Kent. My Life I never held but as a pawn
To wage against thine Enemies, ne'er fear to lose its
Thy safety being Motive.
Lear. Out of my fight!
Kent. See better, Lear, and let me still remain The true Blank of thine Eye.
Lear. Now by Apollo
Kent. Now by Apollo ; King, Thou swear'st thy Gods in vain.
Lear. O Vassal! Miscreant !---[Laying his Hand on his Swordi
Alb. Corn. Dear Sir, forbear.
Kent. Kill thy Physician, and thy Fee bestow
Upon the foul Disease, revoke the Gift,
Or whilft I can vent clamour from my Throat;
I'll tell thee thou dost evil.
Lear. Hear me Recreant, on thine Allegiance hear me ;
That thou hast sought to make us break our Vows,
Which we durft never yet; and with strain'd Pride,
To come betwixt our Sentence and our Power,
Which, nor our Nature, nor our Place can bear,
Our Potency made good, take thy Reward.
Five days we do allot thee for Provision,
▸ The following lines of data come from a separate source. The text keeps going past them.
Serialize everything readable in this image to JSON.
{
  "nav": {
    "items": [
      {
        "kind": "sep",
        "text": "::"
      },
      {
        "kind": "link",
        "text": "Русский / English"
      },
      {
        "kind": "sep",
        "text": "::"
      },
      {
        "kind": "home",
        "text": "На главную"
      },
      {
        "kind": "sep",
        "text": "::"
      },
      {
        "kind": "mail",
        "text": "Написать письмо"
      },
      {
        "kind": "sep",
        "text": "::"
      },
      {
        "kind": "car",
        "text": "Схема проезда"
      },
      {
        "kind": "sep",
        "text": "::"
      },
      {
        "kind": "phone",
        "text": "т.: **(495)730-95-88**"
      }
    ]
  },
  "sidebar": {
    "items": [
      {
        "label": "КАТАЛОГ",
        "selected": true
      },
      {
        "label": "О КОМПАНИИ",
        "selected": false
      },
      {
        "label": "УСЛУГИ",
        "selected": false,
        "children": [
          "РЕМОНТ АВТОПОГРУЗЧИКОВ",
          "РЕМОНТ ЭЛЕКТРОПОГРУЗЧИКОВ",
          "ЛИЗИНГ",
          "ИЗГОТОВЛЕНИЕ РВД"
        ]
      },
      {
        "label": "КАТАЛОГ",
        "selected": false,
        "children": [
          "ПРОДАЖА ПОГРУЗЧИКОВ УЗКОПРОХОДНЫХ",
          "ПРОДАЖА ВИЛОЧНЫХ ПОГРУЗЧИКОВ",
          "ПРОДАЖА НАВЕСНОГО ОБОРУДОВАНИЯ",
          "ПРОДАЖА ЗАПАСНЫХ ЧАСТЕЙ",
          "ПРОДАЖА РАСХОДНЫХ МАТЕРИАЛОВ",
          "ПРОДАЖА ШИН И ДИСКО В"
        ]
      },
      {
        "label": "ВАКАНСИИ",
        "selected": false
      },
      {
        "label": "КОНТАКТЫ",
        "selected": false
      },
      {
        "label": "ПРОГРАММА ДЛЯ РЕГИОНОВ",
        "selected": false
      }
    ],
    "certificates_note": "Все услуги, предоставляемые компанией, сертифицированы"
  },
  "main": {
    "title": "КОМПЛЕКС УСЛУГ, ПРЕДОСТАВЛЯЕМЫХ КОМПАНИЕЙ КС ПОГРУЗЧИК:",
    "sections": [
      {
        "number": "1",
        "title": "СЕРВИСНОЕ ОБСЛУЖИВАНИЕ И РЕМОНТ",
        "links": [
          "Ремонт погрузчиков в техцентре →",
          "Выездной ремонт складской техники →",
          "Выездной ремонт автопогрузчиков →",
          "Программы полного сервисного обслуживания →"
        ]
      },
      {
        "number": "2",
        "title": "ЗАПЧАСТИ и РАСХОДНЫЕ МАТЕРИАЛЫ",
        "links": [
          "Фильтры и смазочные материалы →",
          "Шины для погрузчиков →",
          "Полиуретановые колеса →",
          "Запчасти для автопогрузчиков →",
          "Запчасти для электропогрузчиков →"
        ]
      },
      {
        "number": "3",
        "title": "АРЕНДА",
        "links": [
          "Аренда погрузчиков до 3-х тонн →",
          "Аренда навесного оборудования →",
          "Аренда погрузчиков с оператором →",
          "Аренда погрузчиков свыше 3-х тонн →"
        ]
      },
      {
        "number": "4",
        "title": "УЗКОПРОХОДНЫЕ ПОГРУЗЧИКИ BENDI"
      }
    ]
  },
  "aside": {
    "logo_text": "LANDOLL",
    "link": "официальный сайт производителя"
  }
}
To shield thee from disasters of the World,
And on the sixth to turn thy hated back
Upon our Kingdom ; if the tenth Day following,
Thy banisht Trunk be found in our Dominions,
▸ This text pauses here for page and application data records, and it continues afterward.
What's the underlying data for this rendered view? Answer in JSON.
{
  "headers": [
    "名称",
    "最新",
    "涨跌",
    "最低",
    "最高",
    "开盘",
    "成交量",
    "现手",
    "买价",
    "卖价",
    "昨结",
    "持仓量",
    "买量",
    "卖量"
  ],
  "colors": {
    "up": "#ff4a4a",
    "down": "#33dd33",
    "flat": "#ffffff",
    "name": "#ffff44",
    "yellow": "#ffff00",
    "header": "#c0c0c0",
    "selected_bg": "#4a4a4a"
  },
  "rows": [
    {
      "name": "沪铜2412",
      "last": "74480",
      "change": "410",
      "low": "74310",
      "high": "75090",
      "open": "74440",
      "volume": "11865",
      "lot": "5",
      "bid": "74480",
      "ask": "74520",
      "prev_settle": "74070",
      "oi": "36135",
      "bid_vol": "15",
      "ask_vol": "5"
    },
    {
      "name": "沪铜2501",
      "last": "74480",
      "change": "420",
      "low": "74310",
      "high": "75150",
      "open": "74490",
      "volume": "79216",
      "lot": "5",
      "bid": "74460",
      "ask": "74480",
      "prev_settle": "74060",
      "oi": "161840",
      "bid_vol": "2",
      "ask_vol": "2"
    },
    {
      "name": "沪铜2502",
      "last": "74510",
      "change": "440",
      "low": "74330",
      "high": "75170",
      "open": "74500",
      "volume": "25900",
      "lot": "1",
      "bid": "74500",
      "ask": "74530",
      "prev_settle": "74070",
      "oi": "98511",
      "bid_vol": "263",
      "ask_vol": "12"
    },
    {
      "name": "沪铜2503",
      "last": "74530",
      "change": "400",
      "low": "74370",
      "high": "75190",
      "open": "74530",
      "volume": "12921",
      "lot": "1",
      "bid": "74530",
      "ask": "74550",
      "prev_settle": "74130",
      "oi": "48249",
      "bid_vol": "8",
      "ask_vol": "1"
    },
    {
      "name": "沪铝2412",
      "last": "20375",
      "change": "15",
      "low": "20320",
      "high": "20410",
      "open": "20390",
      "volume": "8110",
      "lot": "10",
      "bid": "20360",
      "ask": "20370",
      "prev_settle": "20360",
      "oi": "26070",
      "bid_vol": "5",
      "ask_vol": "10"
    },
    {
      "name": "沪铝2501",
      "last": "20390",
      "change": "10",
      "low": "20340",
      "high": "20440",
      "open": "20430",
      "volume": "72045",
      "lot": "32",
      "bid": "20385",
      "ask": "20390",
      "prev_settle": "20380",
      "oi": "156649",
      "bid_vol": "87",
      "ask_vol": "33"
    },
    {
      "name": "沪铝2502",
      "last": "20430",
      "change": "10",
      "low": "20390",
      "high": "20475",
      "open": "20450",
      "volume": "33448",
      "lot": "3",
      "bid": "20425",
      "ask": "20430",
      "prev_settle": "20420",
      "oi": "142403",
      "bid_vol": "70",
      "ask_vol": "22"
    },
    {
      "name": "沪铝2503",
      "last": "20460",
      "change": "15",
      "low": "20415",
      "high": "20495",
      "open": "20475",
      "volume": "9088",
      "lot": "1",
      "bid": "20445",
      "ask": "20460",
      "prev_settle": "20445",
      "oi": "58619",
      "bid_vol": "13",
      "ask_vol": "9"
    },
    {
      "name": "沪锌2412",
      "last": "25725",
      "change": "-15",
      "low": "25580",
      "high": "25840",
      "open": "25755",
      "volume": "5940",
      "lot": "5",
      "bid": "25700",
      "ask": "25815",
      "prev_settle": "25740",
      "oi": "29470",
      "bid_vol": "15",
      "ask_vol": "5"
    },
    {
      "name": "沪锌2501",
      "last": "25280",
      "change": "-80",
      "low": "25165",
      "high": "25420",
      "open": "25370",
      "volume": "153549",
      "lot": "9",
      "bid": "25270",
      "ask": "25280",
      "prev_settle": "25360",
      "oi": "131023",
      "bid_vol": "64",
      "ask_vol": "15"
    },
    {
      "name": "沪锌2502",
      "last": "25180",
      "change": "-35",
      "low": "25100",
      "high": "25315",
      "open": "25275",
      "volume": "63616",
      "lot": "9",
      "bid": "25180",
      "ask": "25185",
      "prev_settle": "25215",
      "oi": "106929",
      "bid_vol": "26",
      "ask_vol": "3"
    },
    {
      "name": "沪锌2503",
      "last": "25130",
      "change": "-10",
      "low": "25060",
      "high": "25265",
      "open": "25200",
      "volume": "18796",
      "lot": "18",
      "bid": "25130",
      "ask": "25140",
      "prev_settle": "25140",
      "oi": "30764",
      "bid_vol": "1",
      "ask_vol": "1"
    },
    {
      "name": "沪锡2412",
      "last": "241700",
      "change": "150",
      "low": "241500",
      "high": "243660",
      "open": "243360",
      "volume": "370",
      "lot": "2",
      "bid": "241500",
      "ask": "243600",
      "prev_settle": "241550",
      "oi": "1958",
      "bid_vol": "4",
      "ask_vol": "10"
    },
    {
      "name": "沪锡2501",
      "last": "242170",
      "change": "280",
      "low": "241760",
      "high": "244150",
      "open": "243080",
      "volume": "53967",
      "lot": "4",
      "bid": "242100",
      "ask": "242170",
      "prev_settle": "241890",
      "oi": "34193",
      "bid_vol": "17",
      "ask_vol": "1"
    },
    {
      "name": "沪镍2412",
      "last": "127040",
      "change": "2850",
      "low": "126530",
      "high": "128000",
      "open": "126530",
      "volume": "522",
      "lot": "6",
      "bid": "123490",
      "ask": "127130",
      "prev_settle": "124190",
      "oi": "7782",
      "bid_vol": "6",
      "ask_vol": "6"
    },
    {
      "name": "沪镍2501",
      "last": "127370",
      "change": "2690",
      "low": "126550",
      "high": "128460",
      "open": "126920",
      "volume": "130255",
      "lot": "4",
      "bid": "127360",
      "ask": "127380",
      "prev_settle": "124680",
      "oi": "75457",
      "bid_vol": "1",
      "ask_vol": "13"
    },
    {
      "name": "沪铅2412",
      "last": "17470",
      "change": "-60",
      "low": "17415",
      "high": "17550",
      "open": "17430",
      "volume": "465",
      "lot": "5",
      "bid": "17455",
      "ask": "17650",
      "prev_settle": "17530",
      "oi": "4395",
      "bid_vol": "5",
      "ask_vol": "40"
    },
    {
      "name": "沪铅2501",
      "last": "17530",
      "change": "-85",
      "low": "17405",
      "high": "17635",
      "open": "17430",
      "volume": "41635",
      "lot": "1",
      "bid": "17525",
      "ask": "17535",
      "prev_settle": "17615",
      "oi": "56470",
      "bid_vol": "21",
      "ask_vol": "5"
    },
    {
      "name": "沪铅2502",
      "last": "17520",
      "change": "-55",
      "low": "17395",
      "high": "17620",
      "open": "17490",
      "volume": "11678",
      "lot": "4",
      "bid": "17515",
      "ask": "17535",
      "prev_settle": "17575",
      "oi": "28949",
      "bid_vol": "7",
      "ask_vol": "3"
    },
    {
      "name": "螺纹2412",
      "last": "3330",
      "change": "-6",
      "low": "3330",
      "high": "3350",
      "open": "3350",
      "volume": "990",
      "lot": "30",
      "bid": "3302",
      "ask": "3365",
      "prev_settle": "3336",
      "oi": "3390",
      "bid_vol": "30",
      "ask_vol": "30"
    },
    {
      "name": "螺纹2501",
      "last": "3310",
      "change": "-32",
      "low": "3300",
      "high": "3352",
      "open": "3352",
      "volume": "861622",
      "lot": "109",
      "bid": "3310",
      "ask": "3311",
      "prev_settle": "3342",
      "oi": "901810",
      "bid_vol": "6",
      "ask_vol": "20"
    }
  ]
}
The Moment is thy Death, away. By Jupiter,
This shall not be revok'd.
Kent. Fare chee well, King, fith thus thou wilt appear,
Freedom lives hence, and Banishment is here ;
The Gods to their dear shelter take thee, Maid,
That justly think’st, and hast most rightly faid;
And your large Speeches may your Deeds
approve, That good Effects may spring from Words of Love: Thus Kent, O Princes, bids you all adieu, He'll shape his old Course in a Country new. [Exit. Enter Glofter, with France and Burgundy, and Attendants.
Cor. Here's France and Burgundy, my noble Lord.
Lear. My Lord of Burgundy,
We first address toward you, who, with this King,
Hath rivall'd for our Daughter; what in the least
Will you require in present Dowre with her,
Or cease your Quest of Love ?
Bur. Most Royal Majesty,
I crave no more than what your Highness offerid,
Nor will you tender less.
Lear. Right Noble Burgundy,
When she was dear to us we held her fo,
But now her price is falln : Sir, there she stands,
If ought within that little seeming Substance,
Or all of it with our displeasure piec'd,
And nothing more, may fitly like your Grace,
She's there, and she is yours.
Bur. I know no Answer.
Lear. Will you with those infirmities the owes,
Unfriended, new adopted to our hate,
Dowr'd withour Curse, and stranger'd with our Oath,
Take leave, or leave her?
Bur. Pardon me, Royal Sir,
Ele&ion makes not up in such Conditions.
Lear. Then leave her, Sir, for by the Power that made me,
I tell you all her Wealth. For you, great King,
I would not from your Love make such a stray,
To match you where I hate ; therefore beseech you